INSTRUCTIONS FOR THE TASK
Reproduce the complete set of records, exactly as they appear.

Data records for software interfaces

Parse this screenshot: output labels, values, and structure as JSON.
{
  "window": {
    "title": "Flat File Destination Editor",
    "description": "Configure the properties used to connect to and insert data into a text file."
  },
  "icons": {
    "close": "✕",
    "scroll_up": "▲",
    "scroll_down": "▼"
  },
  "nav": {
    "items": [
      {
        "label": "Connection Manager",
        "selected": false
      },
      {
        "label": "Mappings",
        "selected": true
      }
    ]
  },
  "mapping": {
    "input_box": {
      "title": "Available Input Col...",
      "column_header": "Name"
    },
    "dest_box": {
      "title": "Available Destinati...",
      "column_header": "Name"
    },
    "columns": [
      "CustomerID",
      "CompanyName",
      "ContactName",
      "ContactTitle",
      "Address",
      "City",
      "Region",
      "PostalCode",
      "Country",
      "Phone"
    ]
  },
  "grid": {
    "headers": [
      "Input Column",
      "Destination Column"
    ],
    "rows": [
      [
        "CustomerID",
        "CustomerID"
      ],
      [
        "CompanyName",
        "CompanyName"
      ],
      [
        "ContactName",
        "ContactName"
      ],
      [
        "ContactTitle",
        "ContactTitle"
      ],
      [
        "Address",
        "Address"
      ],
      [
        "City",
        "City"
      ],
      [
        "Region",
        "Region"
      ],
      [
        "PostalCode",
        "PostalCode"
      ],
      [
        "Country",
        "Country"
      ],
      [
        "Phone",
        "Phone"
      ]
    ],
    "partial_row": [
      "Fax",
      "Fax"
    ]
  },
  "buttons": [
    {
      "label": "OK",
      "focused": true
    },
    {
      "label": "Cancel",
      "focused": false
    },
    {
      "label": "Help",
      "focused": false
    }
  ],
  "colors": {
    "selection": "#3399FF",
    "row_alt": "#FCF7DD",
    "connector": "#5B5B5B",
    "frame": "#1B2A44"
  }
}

EXERCISE RESPONSE
Parse this screenshot: output labels, values, and structure as JSON.
{
  "window": {
    "title": "Flat File Destination Editor",
    "description": "Configure the properties used to connect to and insert data into a text file."
  },
  "icons": {
    "close": "✕",
    "scroll_up": "▲",
    "scroll_down": "▼"
  },
  "nav": {
    "items": [
      {
        "label": "Connection Manager",
        "selected": false
      },
      {
        "label": "Mappings",
        "selected": true
      }
    ]
  },
  "mapping": {
    "input_box": {
      "title": "Available Input Col...",
      "column_header": "Name"
    },
    "dest_box": {
      "title": "Available Destinati...",
      "column_header": "Name"
    },
    "columns": [
      "CustomerID",
      "CompanyName",
      "ContactName",
      "ContactTitle",
      "Address",
      "City",
      "Region",
      "PostalCode",
      "Country",
      "Phone"
    ]
  },
  "grid": {
    "headers": [
      "Input Column",
      "Destination Column"
    ],
    "rows": [
      [
        "CustomerID",
        "CustomerID"
      ],
      [
        "CompanyName",
        "CompanyName"
      ],
      [
        "ContactName",
        "ContactName"
      ],
      [
        "ContactTitle",
        "ContactTitle"
      ],
      [
        "Address",
        "Address"
      ],
      [
        "City",
        "City"
      ],
      [
        "Region",
        "Region"
      ],
      [
        "PostalCode",
        "PostalCode"
      ],
      [
        "Country",
        "Country"
      ],
      [
        "Phone",
        "Phone"
      ]
    ],
    "partial_row": [
      "Fax",
      "Fax"
    ]
  },
  "buttons": [
    {
      "label": "OK",
      "focused": true
    },
    {
      "label": "Cancel",
      "focused": false
    },
    {
      "label": "Help",
      "focused": false
    }
  ],
  "colors": {
    "selection": "#3399FF",
    "row_alt": "#FCF7DD",
    "connector": "#5B5B5B",
    "frame": "#1B2A44"
  }
}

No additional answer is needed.